*** The data Section Begins ***

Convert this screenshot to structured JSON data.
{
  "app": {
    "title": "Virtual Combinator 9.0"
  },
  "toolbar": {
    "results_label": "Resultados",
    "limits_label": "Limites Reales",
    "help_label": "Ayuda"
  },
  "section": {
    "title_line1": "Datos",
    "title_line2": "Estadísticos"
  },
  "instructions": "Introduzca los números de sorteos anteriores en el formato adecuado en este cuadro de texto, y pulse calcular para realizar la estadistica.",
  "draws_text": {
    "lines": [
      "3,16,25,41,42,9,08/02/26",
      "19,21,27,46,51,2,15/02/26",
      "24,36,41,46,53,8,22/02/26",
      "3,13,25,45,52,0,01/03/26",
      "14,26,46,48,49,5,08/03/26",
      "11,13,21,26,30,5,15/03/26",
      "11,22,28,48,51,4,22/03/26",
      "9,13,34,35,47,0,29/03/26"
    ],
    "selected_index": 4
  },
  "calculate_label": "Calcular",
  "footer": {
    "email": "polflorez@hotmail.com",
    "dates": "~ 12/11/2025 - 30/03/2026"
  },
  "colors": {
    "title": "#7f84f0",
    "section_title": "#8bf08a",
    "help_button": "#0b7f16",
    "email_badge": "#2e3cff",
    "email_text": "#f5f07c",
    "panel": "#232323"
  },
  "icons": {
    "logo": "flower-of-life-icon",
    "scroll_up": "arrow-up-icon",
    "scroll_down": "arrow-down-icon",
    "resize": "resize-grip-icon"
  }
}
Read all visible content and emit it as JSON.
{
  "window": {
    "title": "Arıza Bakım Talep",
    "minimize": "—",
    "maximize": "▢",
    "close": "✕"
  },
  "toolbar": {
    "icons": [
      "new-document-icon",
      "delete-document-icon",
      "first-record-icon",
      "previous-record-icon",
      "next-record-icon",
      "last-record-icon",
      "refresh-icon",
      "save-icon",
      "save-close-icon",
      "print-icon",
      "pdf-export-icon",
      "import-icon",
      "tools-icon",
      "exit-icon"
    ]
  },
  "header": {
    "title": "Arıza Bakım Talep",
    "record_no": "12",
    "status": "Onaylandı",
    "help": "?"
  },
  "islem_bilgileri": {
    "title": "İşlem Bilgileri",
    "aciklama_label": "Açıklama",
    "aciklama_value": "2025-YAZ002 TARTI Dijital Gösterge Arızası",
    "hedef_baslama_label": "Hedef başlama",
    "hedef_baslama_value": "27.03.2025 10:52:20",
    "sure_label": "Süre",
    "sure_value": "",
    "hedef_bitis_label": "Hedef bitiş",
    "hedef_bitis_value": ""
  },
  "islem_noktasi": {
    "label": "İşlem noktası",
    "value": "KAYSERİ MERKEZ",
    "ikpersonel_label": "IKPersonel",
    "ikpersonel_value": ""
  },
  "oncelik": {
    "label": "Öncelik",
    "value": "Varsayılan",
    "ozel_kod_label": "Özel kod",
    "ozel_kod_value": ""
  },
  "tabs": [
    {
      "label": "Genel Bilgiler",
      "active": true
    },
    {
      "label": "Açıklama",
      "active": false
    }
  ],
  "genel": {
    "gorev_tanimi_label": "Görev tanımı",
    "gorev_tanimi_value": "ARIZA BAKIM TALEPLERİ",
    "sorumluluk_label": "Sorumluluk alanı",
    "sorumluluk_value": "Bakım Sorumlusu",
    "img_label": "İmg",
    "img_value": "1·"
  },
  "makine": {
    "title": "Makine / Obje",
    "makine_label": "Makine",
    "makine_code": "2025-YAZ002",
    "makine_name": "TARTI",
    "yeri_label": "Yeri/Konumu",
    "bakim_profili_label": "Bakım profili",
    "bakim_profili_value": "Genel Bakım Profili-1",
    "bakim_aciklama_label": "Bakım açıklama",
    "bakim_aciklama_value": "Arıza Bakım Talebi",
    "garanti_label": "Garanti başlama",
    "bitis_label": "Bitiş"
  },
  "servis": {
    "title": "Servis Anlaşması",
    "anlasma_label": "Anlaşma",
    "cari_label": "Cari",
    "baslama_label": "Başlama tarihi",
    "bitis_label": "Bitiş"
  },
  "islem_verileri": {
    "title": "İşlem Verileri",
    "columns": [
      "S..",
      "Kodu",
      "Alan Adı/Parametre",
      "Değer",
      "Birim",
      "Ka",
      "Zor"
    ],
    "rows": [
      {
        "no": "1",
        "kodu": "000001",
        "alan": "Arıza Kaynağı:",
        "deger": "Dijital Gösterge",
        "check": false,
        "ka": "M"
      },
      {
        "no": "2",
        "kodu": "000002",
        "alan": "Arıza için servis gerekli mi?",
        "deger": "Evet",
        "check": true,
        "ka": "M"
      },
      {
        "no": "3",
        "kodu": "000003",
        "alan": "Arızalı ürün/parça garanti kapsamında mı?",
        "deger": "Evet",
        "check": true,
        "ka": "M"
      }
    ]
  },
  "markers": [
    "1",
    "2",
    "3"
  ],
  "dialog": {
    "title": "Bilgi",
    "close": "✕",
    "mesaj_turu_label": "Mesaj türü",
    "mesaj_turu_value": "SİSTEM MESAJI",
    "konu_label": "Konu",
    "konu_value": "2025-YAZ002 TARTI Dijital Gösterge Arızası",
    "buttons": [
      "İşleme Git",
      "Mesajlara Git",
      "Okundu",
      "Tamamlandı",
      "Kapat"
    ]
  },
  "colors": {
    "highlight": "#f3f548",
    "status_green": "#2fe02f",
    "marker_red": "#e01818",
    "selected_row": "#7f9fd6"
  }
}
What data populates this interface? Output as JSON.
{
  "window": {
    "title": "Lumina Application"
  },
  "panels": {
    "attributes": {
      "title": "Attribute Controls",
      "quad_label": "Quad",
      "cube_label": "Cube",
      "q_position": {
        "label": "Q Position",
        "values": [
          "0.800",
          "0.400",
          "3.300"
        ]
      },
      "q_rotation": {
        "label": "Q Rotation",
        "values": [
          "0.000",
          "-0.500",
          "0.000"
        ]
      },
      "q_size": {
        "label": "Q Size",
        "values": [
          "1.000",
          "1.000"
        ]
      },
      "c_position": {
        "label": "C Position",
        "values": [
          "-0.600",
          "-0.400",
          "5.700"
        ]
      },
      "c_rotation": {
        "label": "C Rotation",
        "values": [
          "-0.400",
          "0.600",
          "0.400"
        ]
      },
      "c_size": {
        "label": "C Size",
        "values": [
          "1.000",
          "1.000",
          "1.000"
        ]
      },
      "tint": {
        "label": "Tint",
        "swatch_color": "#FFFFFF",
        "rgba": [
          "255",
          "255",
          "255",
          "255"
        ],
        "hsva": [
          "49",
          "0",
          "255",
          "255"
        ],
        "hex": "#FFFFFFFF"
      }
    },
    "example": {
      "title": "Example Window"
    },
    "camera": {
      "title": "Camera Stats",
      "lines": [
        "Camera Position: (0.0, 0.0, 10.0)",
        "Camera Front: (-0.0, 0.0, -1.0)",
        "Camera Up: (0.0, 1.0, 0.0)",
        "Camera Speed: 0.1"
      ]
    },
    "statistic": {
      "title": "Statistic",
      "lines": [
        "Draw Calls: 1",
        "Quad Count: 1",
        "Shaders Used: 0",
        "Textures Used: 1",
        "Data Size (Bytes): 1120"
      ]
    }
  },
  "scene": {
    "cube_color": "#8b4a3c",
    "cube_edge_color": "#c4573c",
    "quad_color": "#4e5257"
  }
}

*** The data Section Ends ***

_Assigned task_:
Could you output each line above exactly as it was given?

_Solved problem_:
Convert this screenshot to structured JSON data.
{
  "app": {
    "title": "Virtual Combinator 9.0"
  },
  "toolbar": {
    "results_label": "Resultados",
    "limits_label": "Limites Reales",
    "help_label": "Ayuda"
  },
  "section": {
    "title_line1": "Datos",
    "title_line2": "Estadísticos"
  },
  "instructions": "Introduzca los números de sorteos anteriores en el formato adecuado en este cuadro de texto, y pulse calcular para realizar la estadistica.",
  "draws_text": {
    "lines": [
      "3,16,25,41,42,9,08/02/26",
      "19,21,27,46,51,2,15/02/26",
      "24,36,41,46,53,8,22/02/26",
      "3,13,25,45,52,0,01/03/26",
      "14,26,46,48,49,5,08/03/26",
      "11,13,21,26,30,5,15/03/26",
      "11,22,28,48,51,4,22/03/26",
      "9,13,34,35,47,0,29/03/26"
    ],
    "selected_index": 4
  },
  "calculate_label": "Calcular",
  "footer": {
    "email": "polflorez@hotmail.com",
    "dates": "~ 12/11/2025 - 30/03/2026"
  },
  "colors": {
    "title": "#7f84f0",
    "section_title": "#8bf08a",
    "help_button": "#0b7f16",
    "email_badge": "#2e3cff",
    "email_text": "#f5f07c",
    "panel": "#232323"
  },
  "icons": {
    "logo": "flower-of-life-icon",
    "scroll_up": "arrow-up-icon",
    "scroll_down": "arrow-down-icon",
    "resize": "resize-grip-icon"
  }
}
Read all visible content and emit it as JSON.
{
  "window": {
    "title": "Arıza Bakım Talep",
    "minimize": "—",
    "maximize": "▢",
    "close": "✕"
  },
  "toolbar": {
    "icons": [
      "new-document-icon",
      "delete-document-icon",
      "first-record-icon",
      "previous-record-icon",
      "next-record-icon",
      "last-record-icon",
      "refresh-icon",
      "save-icon",
      "save-close-icon",
      "print-icon",
      "pdf-export-icon",
      "import-icon",
      "tools-icon",
      "exit-icon"
    ]
  },
  "header": {
    "title": "Arıza Bakım Talep",
    "record_no": "12",
    "status": "Onaylandı",
    "help": "?"
  },
  "islem_bilgileri": {
    "title": "İşlem Bilgileri",
    "aciklama_label": "Açıklama",
    "aciklama_value": "2025-YAZ002 TARTI Dijital Gösterge Arızası",
    "hedef_baslama_label": "Hedef başlama",
    "hedef_baslama_value": "27.03.2025 10:52:20",
    "sure_label": "Süre",
    "sure_value": "",
    "hedef_bitis_label": "Hedef bitiş",
    "hedef_bitis_value": ""
  },
  "islem_noktasi": {
    "label": "İşlem noktası",
    "value": "KAYSERİ MERKEZ",
    "ikpersonel_label": "IKPersonel",
    "ikpersonel_value": ""
  },
  "oncelik": {
    "label": "Öncelik",
    "value": "Varsayılan",
    "ozel_kod_label": "Özel kod",
    "ozel_kod_value": ""
  },
  "tabs": [
    {
      "label": "Genel Bilgiler",
      "active": true
    },
    {
      "label": "Açıklama",
      "active": false
    }
  ],
  "genel": {
    "gorev_tanimi_label": "Görev tanımı",
    "gorev_tanimi_value": "ARIZA BAKIM TALEPLERİ",
    "sorumluluk_label": "Sorumluluk alanı",
    "sorumluluk_value": "Bakım Sorumlusu",
    "img_label": "İmg",
    "img_value": "1·"
  },
  "makine": {
    "title": "Makine / Obje",
    "makine_label": "Makine",
    "makine_code": "2025-YAZ002",
    "makine_name": "TARTI",
    "yeri_label": "Yeri/Konumu",
    "bakim_profili_label": "Bakım profili",
    "bakim_profili_value": "Genel Bakım Profili-1",
    "bakim_aciklama_label": "Bakım açıklama",
    "bakim_aciklama_value": "Arıza Bakım Talebi",
    "garanti_label": "Garanti başlama",
    "bitis_label": "Bitiş"
  },
  "servis": {
    "title": "Servis Anlaşması",
    "anlasma_label": "Anlaşma",
    "cari_label": "Cari",
    "baslama_label": "Başlama tarihi",
    "bitis_label": "Bitiş"
  },
  "islem_verileri": {
    "title": "İşlem Verileri",
    "columns": [
      "S..",
      "Kodu",
      "Alan Adı/Parametre",
      "Değer",
      "Birim",
      "Ka",
      "Zor"
    ],
    "rows": [
      {
        "no": "1",
        "kodu": "000001",
        "alan": "Arıza Kaynağı:",
        "deger": "Dijital Gösterge",
        "check": false,
        "ka": "M"
      },
      {
        "no": "2",
        "kodu": "000002",
        "alan": "Arıza için servis gerekli mi?",
        "deger": "Evet",
        "check": true,
        "ka": "M"
      },
      {
        "no": "3",
        "kodu": "000003",
        "alan": "Arızalı ürün/parça garanti kapsamında mı?",
        "deger": "Evet",
        "check": true,
        "ka": "M"
      }
    ]
  },
  "markers": [
    "1",
    "2",
    "3"
  ],
  "dialog": {
    "title": "Bilgi",
    "close": "✕",
    "mesaj_turu_label": "Mesaj türü",
    "mesaj_turu_value": "SİSTEM MESAJI",
    "konu_label": "Konu",
    "konu_value": "2025-YAZ002 TARTI Dijital Gösterge Arızası",
    "buttons": [
      "İşleme Git",
      "Mesajlara Git",
      "Okundu",
      "Tamamlandı",
      "Kapat"
    ]
  },
  "colors": {
    "highlight": "#f3f548",
    "status_green": "#2fe02f",
    "marker_red": "#e01818",
    "selected_row": "#7f9fd6"
  }
}
What data populates this interface? Output as JSON.
{
  "window": {
    "title": "Lumina Application"
  },
  "panels": {
    "attributes": {
      "title": "Attribute Controls",
      "quad_label": "Quad",
      "cube_label": "Cube",
      "q_position": {
        "label": "Q Position",
        "values": [
          "0.800",
          "0.400",
          "3.300"
        ]
      },
      "q_rotation": {
        "label": "Q Rotation",
        "values": [
          "0.000",
          "-0.500",
          "0.000"
        ]
      },
      "q_size": {
        "label": "Q Size",
        "values": [
          "1.000",
          "1.000"
        ]
      },
      "c_position": {
        "label": "C Position",
        "values": [
          "-0.600",
          "-0.400",
          "5.700"
        ]
      },
      "c_rotation": {
        "label": "C Rotation",
        "values": [
          "-0.400",
          "0.600",
          "0.400"
        ]
      },
      "c_size": {
        "label": "C Size",
        "values": [
          "1.000",
          "1.000",
          "1.000"
        ]
      },
      "tint": {
        "label": "Tint",
        "swatch_color": "#FFFFFF",
        "rgba": [
          "255",
          "255",
          "255",
          "255"
        ],
        "hsva": [
          "49",
          "0",
          "255",
          "255"
        ],
        "hex": "#FFFFFFFF"
      }
    },
    "example": {
      "title": "Example Window"
    },
    "camera": {
      "title": "Camera Stats",
      "lines": [
        "Camera Position: (0.0, 0.0, 10.0)",
        "Camera Front: (-0.0, 0.0, -1.0)",
        "Camera Up: (0.0, 1.0, 0.0)",
        "Camera Speed: 0.1"
      ]
    },
    "statistic": {
      "title": "Statistic",
      "lines": [
        "Draw Calls: 1",
        "Quad Count: 1",
        "Shaders Used: 0",
        "Textures Used: 1",
        "Data Size (Bytes): 1120"
      ]
    }
  },
  "scene": {
    "cube_color": "#8b4a3c",
    "cube_edge_color": "#c4573c",
    "quad_color": "#4e5257"
  }
}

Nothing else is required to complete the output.